Page and application data records
.....

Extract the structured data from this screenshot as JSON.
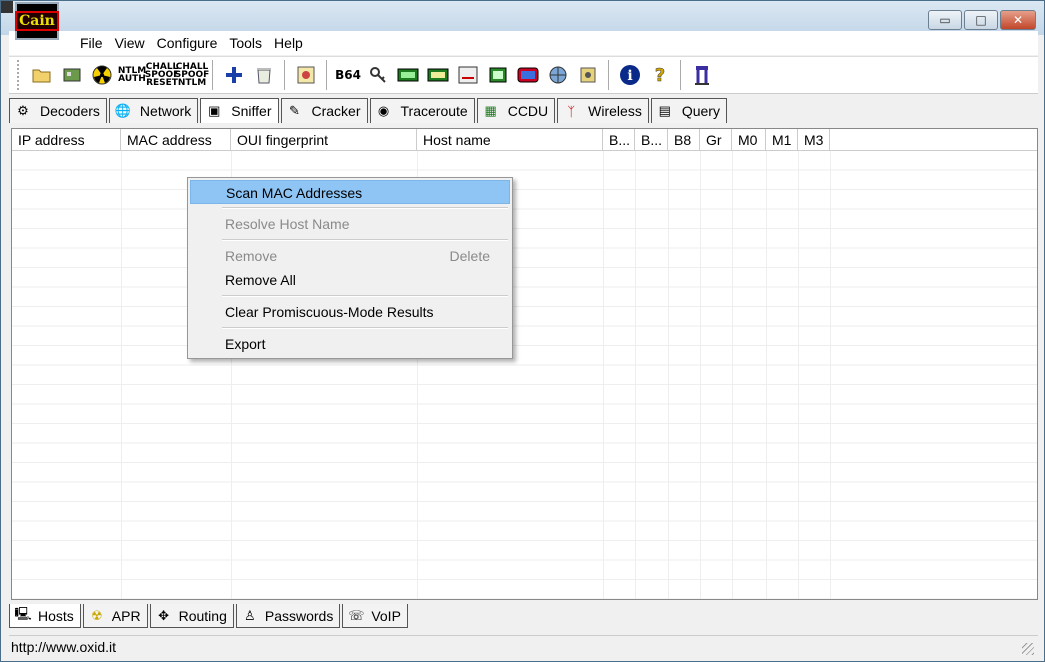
{
  "app": {
    "logo_text": "Cain"
  },
  "window_controls": {
    "minimize": "▭",
    "maximize": "□",
    "close": "✕"
  },
  "menu": [
    "File",
    "View",
    "Configure",
    "Tools",
    "Help"
  ],
  "toolbar_icons": [
    "open-folder-icon",
    "network-card-icon",
    "radiation-icon",
    "ntlm-auth-icon",
    "chall-spoof-reset-icon",
    "chall-spoof-ntlm-icon",
    "add-icon",
    "recycle-bin-icon",
    "certificate-icon",
    "base64-icon",
    "key-icon",
    "vpn-icon",
    "vpn2-icon",
    "rsa-icon",
    "chip-icon",
    "display-icon",
    "globe-icon",
    "lock-icon",
    "info-icon",
    "help-icon",
    "usb-icon"
  ],
  "toolbar_labels": {
    "ntlm": "NTLM AUTH",
    "chall1": "CHALL SPOOF RESET",
    "chall2": "CHALL SPOOF NTLM",
    "b64": "B64"
  },
  "top_tabs": [
    {
      "label": "Decoders",
      "icon": "decoder-icon"
    },
    {
      "label": "Network",
      "icon": "globe-icon"
    },
    {
      "label": "Sniffer",
      "icon": "sniffer-icon"
    },
    {
      "label": "Cracker",
      "icon": "cracker-icon"
    },
    {
      "label": "Traceroute",
      "icon": "traceroute-icon"
    },
    {
      "label": "CCDU",
      "icon": "ccdu-icon"
    },
    {
      "label": "Wireless",
      "icon": "antenna-icon"
    },
    {
      "label": "Query",
      "icon": "query-icon"
    }
  ],
  "columns": [
    "IP address",
    "MAC address",
    "OUI fingerprint",
    "Host name",
    "B...",
    "B...",
    "B8",
    "Gr",
    "M0",
    "M1",
    "M3"
  ],
  "context_menu": {
    "scan": "Scan MAC Addresses",
    "resolve": "Resolve Host Name",
    "remove": "Remove",
    "remove_shortcut": "Delete",
    "remove_all": "Remove All",
    "clear": "Clear Promiscuous-Mode Results",
    "export": "Export"
  },
  "bottom_tabs": [
    {
      "label": "Hosts",
      "icon": "computer-icon"
    },
    {
      "label": "APR",
      "icon": "radiation-icon"
    },
    {
      "label": "Routing",
      "icon": "routing-icon"
    },
    {
      "label": "Passwords",
      "icon": "user-icon"
    },
    {
      "label": "VoIP",
      "icon": "voip-icon"
    }
  ],
  "status": {
    "text": "http://www.oxid.it"
  }
}
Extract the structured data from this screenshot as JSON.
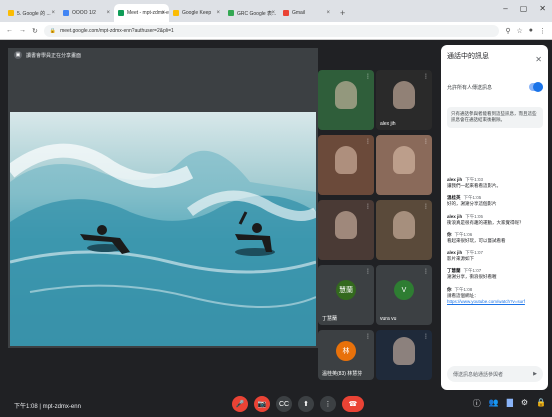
{
  "browser": {
    "tabs": [
      {
        "label": "5. Google 的 ...",
        "fav": "#fbbc04"
      },
      {
        "label": "OOOO 1/2",
        "fav": "#4285f4"
      },
      {
        "label": "Meet - mpt-zdmx-enn",
        "fav": "#0f9d58",
        "active": true
      },
      {
        "label": "Google Keep",
        "fav": "#fbbc04"
      },
      {
        "label": "GRC Google 表...",
        "fav": "#34a853"
      },
      {
        "label": "Gmail",
        "fav": "#ea4335"
      }
    ],
    "new_tab": "+",
    "window_controls": [
      "–",
      "▢",
      "✕"
    ],
    "url": "meet.google.com/mpt-zdmx-enn?authuser=2&pli=1"
  },
  "meeting": {
    "presenter_label": "讀書會學員正在分享畫面",
    "tiles": [
      {
        "name": "",
        "bg": "#2f5e3a"
      },
      {
        "name": "alex jih",
        "bg": "#2a2a2a"
      },
      {
        "name": "",
        "bg": "#6b4a3a"
      },
      {
        "name": "",
        "bg": "#8a6a5a"
      },
      {
        "name": "",
        "bg": "#4a3a35"
      },
      {
        "name": "",
        "bg": "#5a4a3a"
      },
      {
        "name": "丁慧蘭",
        "avatar": "慧蘭",
        "avatar_color": "#33691e",
        "bg": "#3c4043"
      },
      {
        "name": "vura vu",
        "avatar": "V",
        "avatar_color": "#2e7d32",
        "bg": "#3c4043"
      },
      {
        "name": "溫桂英(83) 林慧芬",
        "avatar": "林",
        "avatar_color": "#e8710a",
        "bg": "#3c4043"
      },
      {
        "name": "",
        "bg": "#1f2a3a"
      }
    ],
    "time": "下午1:08",
    "meeting_code": "mpt-zdmx-enn"
  },
  "chat": {
    "title": "通話中的訊息",
    "toggle_label": "允許所有人傳送訊息",
    "notice": "只有通話參與者能看到這些訊息，而且這些訊息會在通話結束後刪除。",
    "messages": [
      {
        "sender": "alex jih",
        "time": "下午1:03",
        "body": "讓我們一起來看看這影片。",
        "link": ""
      },
      {
        "sender": "溫桂英",
        "time": "下午1:05",
        "body": "好的，謝謝分享這個影片",
        "link": ""
      },
      {
        "sender": "alex jih",
        "time": "下午1:05",
        "body": "衝浪真是很有趣的運動，大家覺得呢？",
        "link": ""
      },
      {
        "sender": "你",
        "time": "下午1:06",
        "body": "看起來很好玩，可以嘗試看看",
        "link": ""
      },
      {
        "sender": "alex jih",
        "time": "下午1:07",
        "body": "影片來源如下",
        "link": ""
      },
      {
        "sender": "丁慧蘭",
        "time": "下午1:07",
        "body": "謝謝分享，衝浪很好看喔",
        "link": ""
      },
      {
        "sender": "你",
        "time": "下午1:08",
        "body": "請看這個網址：",
        "link": "https://www.youtube.com/watch?v=surf"
      }
    ],
    "input_placeholder": "傳送訊息給通話參與者",
    "send_icon": "▶"
  },
  "controls": {
    "mic": "🎤",
    "cam": "📷",
    "present": "⬆",
    "captions": "CC",
    "more": "⋮",
    "end": "☎",
    "info": "ⓘ",
    "people": "👥",
    "chat_count": "",
    "activities": "⚙",
    "lock": "🔒"
  }
}
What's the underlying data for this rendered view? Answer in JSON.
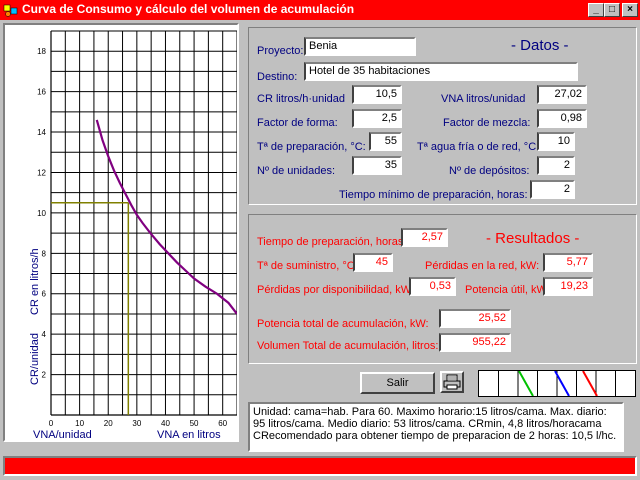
{
  "window": {
    "title": "Curva de Consumo y cálculo del volumen de acumulación",
    "minimize_glyph": "_",
    "maximize_glyph": "□",
    "close_glyph": "×",
    "app_icon": "app-icon"
  },
  "datos": {
    "section_title": "- Datos -",
    "proyecto": {
      "label": "Proyecto:",
      "value": "Benia"
    },
    "destino": {
      "label": "Destino:",
      "value": "Hotel de 35 habitaciones"
    },
    "cr": {
      "label": "CR litros/h·unidad",
      "value": "10,5"
    },
    "vna": {
      "label": "VNA litros/unidad",
      "value": "27,02"
    },
    "factor_forma": {
      "label": "Factor de forma:",
      "value": "2,5"
    },
    "factor_mezcla": {
      "label": "Factor de mezcla:",
      "value": "0,98"
    },
    "t_preparacion": {
      "label": "Tª de preparación, °C:",
      "value": "55"
    },
    "t_agua_fria": {
      "label": "Tª agua fría o de red, °C:",
      "value": "10"
    },
    "n_unidades": {
      "label": "Nº de unidades:",
      "value": "35"
    },
    "n_depositos": {
      "label": "Nº de depósitos:",
      "value": "2"
    },
    "tiempo_minimo": {
      "label": "Tiempo mínimo de preparación, horas:",
      "value": "2"
    }
  },
  "resultados": {
    "section_title": "- Resultados -",
    "tiempo_preparacion": {
      "label": "Tiempo de preparación, horas:",
      "value": "2,57"
    },
    "t_suministro": {
      "label": "Tª de suministro, °C:",
      "value": "45"
    },
    "perdidas_red": {
      "label": "Pérdidas en la red, kW:",
      "value": "5,77"
    },
    "perdidas_disponibilidad": {
      "label": "Pérdidas por disponibilidad, kW:",
      "value": "0,53"
    },
    "potencia_util": {
      "label": "Potencia útil, kW",
      "value": "19,23"
    },
    "potencia_total": {
      "label": "Potencia total de acumulación, kW:",
      "value": "25,52"
    },
    "volumen_total": {
      "label": "Volumen Total de acumulación, litros:",
      "value": "955,22"
    }
  },
  "buttons": {
    "salir": "Salir",
    "print_icon": "printer-icon"
  },
  "info_text": [
    "Unidad: cama=hab. Para 60. Maximo horario:15 litros/cama. Max. diario:",
    "95 litros/cama. Medio diario: 53 litros/cama. CRmin, 4,8 litros/horacama",
    "CRecomendado para obtener tiempo de preparacion de 2 horas: 10,5 l/hc."
  ],
  "colors": {
    "accent": "#ff0000",
    "label_blue": "#000080",
    "curve": "#800080",
    "guide": "#808000"
  },
  "chart_data": {
    "type": "line",
    "xlabel_left": "VNA/unidad",
    "xlabel_right": "VNA en litros",
    "ylabel_top": "CR  en litros/h",
    "ylabel_bottom": "CR/unidad",
    "xlim": [
      0,
      65
    ],
    "ylim": [
      0,
      19
    ],
    "x_ticks": [
      0,
      10,
      20,
      30,
      40,
      50,
      60
    ],
    "y_ticks": [
      2,
      4,
      6,
      8,
      10,
      12,
      14,
      16,
      18
    ],
    "grid": true,
    "series": [
      {
        "x": [
          16,
          18,
          20,
          22,
          24,
          26,
          28,
          30,
          32,
          35,
          38,
          41,
          44,
          47,
          50,
          54,
          58,
          62,
          65
        ],
        "y": [
          14.6,
          13.6,
          12.8,
          12.1,
          11.5,
          10.95,
          10.4,
          9.9,
          9.5,
          8.95,
          8.45,
          8.0,
          7.55,
          7.15,
          6.75,
          6.35,
          6.0,
          5.55,
          5.0
        ]
      }
    ],
    "guide": {
      "x": 27.02,
      "y": 10.5
    }
  },
  "legend_lines": [
    {
      "color": "#00c000"
    },
    {
      "color": "#0000ff"
    },
    {
      "color": "#ff0000"
    }
  ]
}
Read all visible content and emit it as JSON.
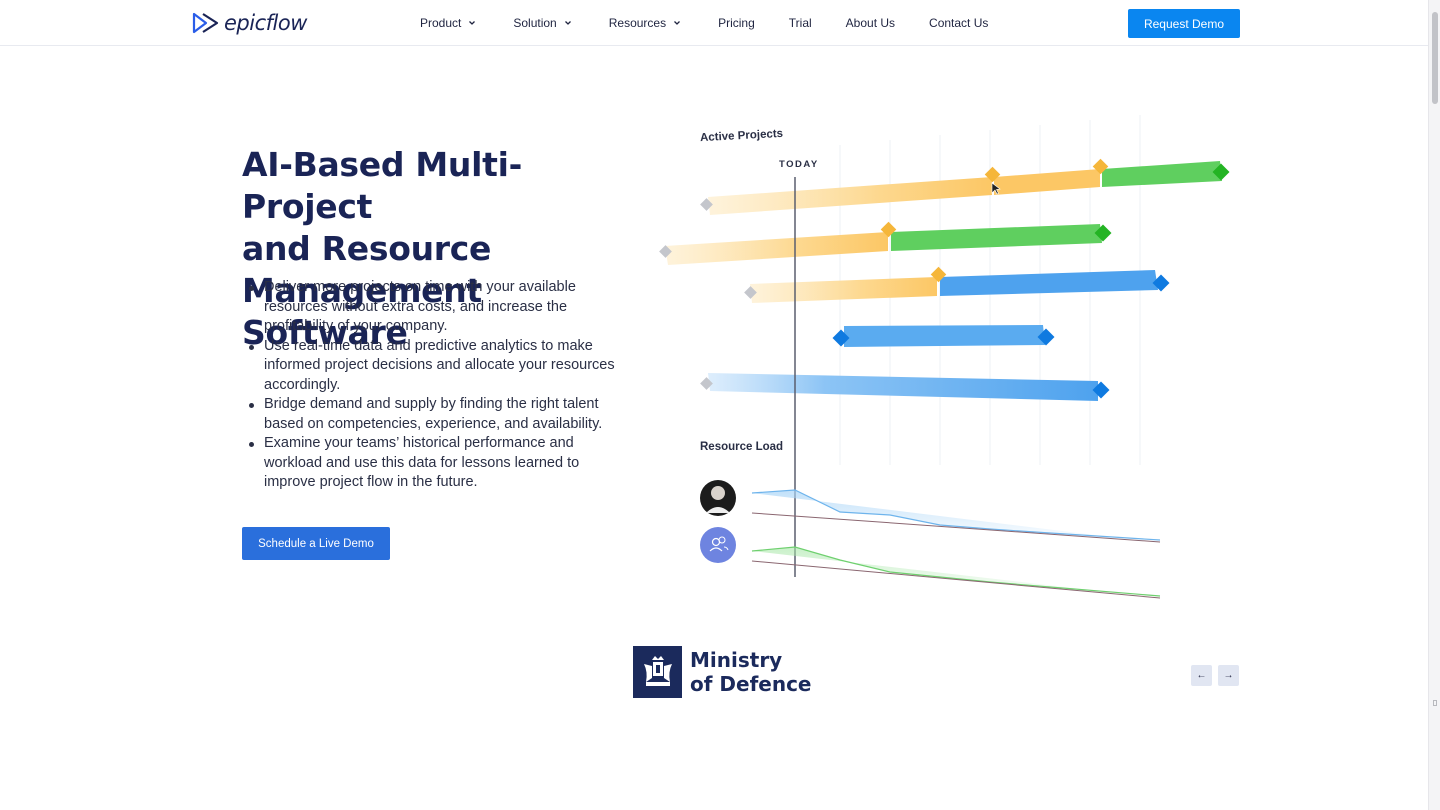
{
  "header": {
    "logo_text": "epicflow",
    "nav": [
      {
        "label": "Product",
        "has_dropdown": true
      },
      {
        "label": "Solution",
        "has_dropdown": true
      },
      {
        "label": "Resources",
        "has_dropdown": true
      },
      {
        "label": "Pricing",
        "has_dropdown": false
      },
      {
        "label": "Trial",
        "has_dropdown": false
      },
      {
        "label": "About Us",
        "has_dropdown": false
      },
      {
        "label": "Contact Us",
        "has_dropdown": false
      }
    ],
    "cta_label": "Request Demo"
  },
  "hero": {
    "title_lines": [
      "AI-Based Multi-Project",
      "and Resource",
      "Management Software"
    ],
    "bullets": [
      "Deliver more projects on time with your available resources without extra costs, and increase the profitability of your company.",
      "Use real-time data and predictive analytics to make informed project decisions and allocate your resources accordingly.",
      "Bridge demand and supply by finding the right talent based on competencies, experience, and availability.",
      "Examine your teams’ historical performance and workload and use this data for lessons learned to improve project flow in the future."
    ],
    "cta_label": "Schedule a Live Demo"
  },
  "illustration": {
    "active_projects_label": "Active Projects",
    "today_label": "TODAY",
    "resource_load_label": "Resource Load"
  },
  "clients": {
    "current": {
      "name_lines": [
        "Ministry",
        "of Defence"
      ]
    },
    "prev_label": "←",
    "next_label": "→"
  },
  "colors": {
    "brand_navy": "#1a2456",
    "cta_blue": "#0a86f0",
    "bar_orange": "#fcc765",
    "bar_green": "#5fcf5f",
    "bar_blue": "#5aabf0"
  }
}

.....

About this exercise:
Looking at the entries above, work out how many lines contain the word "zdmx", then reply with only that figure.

Solution to the exercise:
3